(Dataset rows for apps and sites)
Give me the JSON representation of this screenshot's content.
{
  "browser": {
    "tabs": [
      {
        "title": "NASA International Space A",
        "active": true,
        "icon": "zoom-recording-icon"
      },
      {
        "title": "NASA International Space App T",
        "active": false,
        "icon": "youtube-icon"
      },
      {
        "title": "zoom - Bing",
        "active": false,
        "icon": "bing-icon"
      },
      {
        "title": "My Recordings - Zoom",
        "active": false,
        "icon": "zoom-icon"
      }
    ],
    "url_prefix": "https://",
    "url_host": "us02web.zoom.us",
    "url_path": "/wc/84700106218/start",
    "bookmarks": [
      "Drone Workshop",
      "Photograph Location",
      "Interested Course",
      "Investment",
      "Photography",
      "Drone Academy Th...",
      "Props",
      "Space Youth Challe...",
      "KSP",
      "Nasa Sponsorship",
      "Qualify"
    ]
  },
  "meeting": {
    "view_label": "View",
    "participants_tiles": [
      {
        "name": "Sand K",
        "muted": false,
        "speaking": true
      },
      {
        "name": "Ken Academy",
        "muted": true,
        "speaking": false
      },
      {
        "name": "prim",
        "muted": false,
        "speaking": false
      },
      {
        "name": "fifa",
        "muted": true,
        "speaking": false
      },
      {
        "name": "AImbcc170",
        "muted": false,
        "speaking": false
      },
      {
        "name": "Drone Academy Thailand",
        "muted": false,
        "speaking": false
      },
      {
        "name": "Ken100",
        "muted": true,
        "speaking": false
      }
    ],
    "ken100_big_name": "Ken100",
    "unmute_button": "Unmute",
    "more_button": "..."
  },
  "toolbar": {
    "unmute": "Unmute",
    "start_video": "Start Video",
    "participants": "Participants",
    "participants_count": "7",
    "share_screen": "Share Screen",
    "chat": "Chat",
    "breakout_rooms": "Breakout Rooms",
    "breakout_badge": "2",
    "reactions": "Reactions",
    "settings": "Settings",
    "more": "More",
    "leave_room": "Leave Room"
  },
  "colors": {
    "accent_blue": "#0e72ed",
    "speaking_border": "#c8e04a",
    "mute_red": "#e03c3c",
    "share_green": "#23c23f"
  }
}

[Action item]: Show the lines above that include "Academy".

[Answer section]:
      "Drone Academy Th...",
        "name": "Ken Academy",
        "name": "Drone Academy Thailand",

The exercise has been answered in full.